The whereabouts of the Re 4/4 I locomotives

Re 4/4 I 10019 of Centralbahn AG ( Eisenbahn-Kurier ) on August 19, 2007 in Duisburg Central Station

The last jobs for the machines of the second series occurred in Basel SBB , where, after retiring from the mainline service, equipped with rear-view mirrors and shunting radio, they performed shunting and washing services until they were ousted by the prototype railcars RBe 4/4 1401-1406 were. The Re 4/4 II 11120 is now used for this.

There were serious efforts to preserve the locomotive 10050 , which was used in the former TEE colors burgundy / cream, as the last locomotive in these colors for the SBB, because it - in contrast to the express railcar RAe 4/8 1021 («Churchill arrow») and the RAe TEE II - a covered parking space could have been found. Even petitions to Transport Minister Moritz Leuenberger to maintain the 10050 were unsuccessful. The responsible SBB main workshop in Yverdon had the locomotive aborted by the Flückiger scrap dealer in Rothrist. Due to language difficulties, Flückiger (in German-speaking Switzerland) assumed that the SBB would pay 3500 francs to scrap the locomotive; the SBB (main workshop in French-speaking Yverdon-les-Bains) wanted to have this amount for the locomotive. In the end, after the SBB had lost in court, they had to give Flückiger a couple of freight wagons to be scrapped as compensation.

Re 4/4 I 10001 from SBB Historic near Möhlin

The SBB received the two locomotives 10001 (1st series, as it was in the 1950s, Olten location) and 10044 (2nd series, Rapperswil location) in the inventory of the historic locomotives; they were transferred to the SBB Historical Heritage Foundation . Six locomotives were sold to the Classic Rail association. Three more were sold to Germany. Two ended up in the Darmstadt Railway Museum and the third was bought by a private individual. The remaining locomotives were canceled. Classic Rail Locomotives sold four of the locomotives to the now defunct Mittelthurgau Railway (MThB), which used them in free access in Switzerland for various transport tasks. This happened to the displeasure of SBB, as it had linked the sale to Classic Rail with no longer using the Re 4/4 I on the SBB network. Two of these locomotives were then owned by Rail4chem as Re 416 with the numbers 626 and 627 .
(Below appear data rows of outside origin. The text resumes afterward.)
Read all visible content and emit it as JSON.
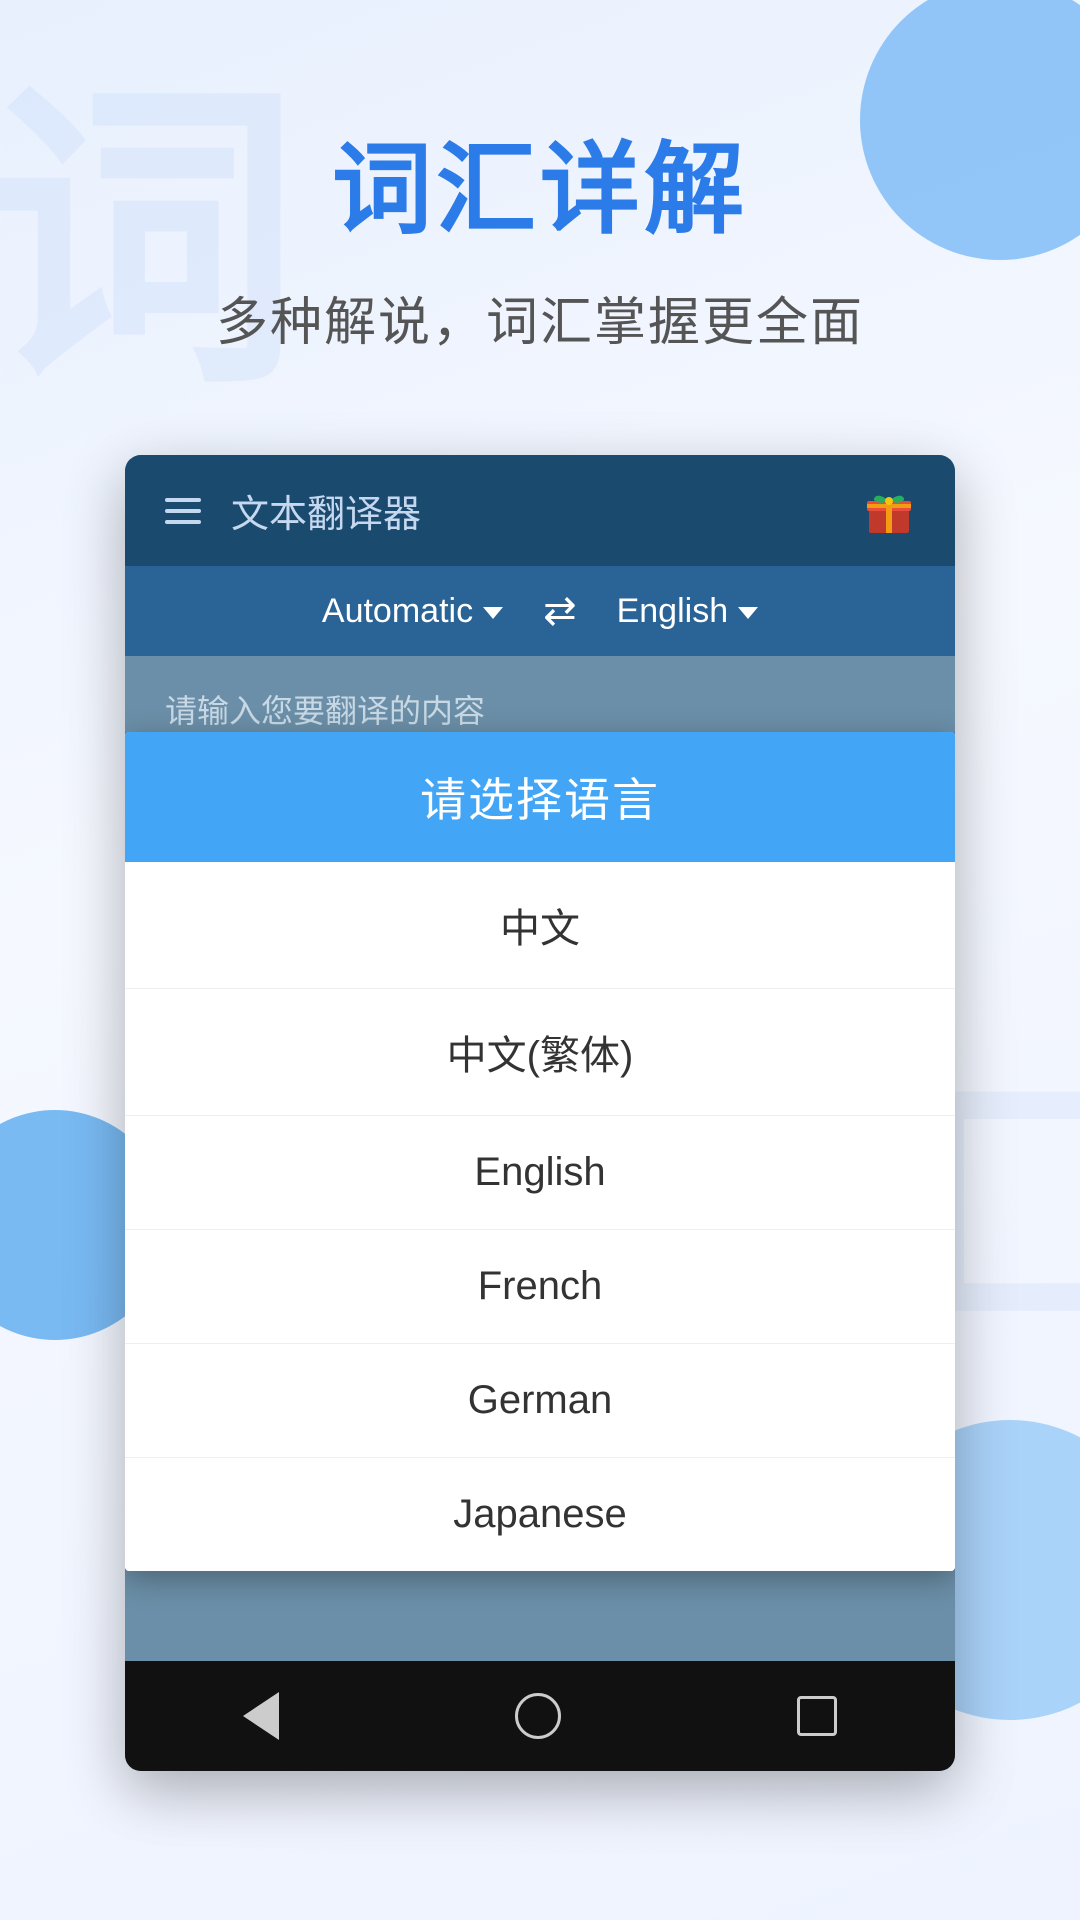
{
  "page": {
    "title": "词汇详解",
    "subtitle": "多种解说，词汇掌握更全面",
    "bg_watermark": "词",
    "bg_watermark_bottom": "汇"
  },
  "app": {
    "toolbar": {
      "title": "文本翻译器",
      "hamburger_label": "menu",
      "gift_label": "gift"
    },
    "lang_bar": {
      "source_lang": "Automatic",
      "target_lang": "English",
      "swap_symbol": "⇄"
    },
    "input_placeholder": "请输入您要翻译的内容"
  },
  "dialog": {
    "title": "请选择语言",
    "items": [
      {
        "label": "中文"
      },
      {
        "label": "中文(繁体)"
      },
      {
        "label": "English"
      },
      {
        "label": "French"
      },
      {
        "label": "German"
      },
      {
        "label": "Japanese"
      }
    ]
  },
  "navbar": {
    "back_label": "back",
    "home_label": "home",
    "recents_label": "recents"
  }
}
Locomotive 10034 with TEE paint has been used by the TEE CLASSICS railway club in front of museum trains since 2009. The locomotive 10009 will be offered as of 2020 by the railway service provider GmbH in Thayngen for use in construction site supply , transfer trips and the like.


  • E. Meyer: The Re 4/4 locomotives of the Swiss Federal Railways .
    Schweizerische Bauzeitung, Volume 67 (1949), Issue 19 (, PDF 10.0 MB)
  • Franz Eberhard: Re 4/4 I lightweight locomotive . Geramond Verlag, Munich 1999, ISBN 3-932785-53-3
  • Claude Jeanmaire: The electric and diesel traction vehicles of Swiss railways. The locomotives of the Swiss Federal Railways (SBB) .
  • Hans Schneeberger: The electric and diesel traction vehicles of the SBB . Minirex AG, Lucerne
  • Karlheinz Hartung: Brief typology of Swiss locomotives . Transpress Verlag, Stuttgart 1997, ISBN 3-613-71069-2 .
  • Franz Eberhard, Hansueli Gonzenbach: Fascination Re 4/4 I. The popular light express train locomotive of the SBB: the original and its replicas . Specialized press Zurich, Zurich 2007, ISBN 3-9522945-9-4 .

Other sources

Railway amateur magazines , Swiss Railway Review , specialist literature, stories from older locomotive drivers and workshop employees of the SBB as well as from the driver and depot staff of the Zurich Transport Authority (VBZ). In addition, own knowledge in service with the SBB.

See also

Web links

Commons : SBB Re 4/4 I  - Collection of images

Individual evidence

  1. ↑ Motor vehicle Re 416 . Railway service provider GmbH. Retrieved April 5, 2020.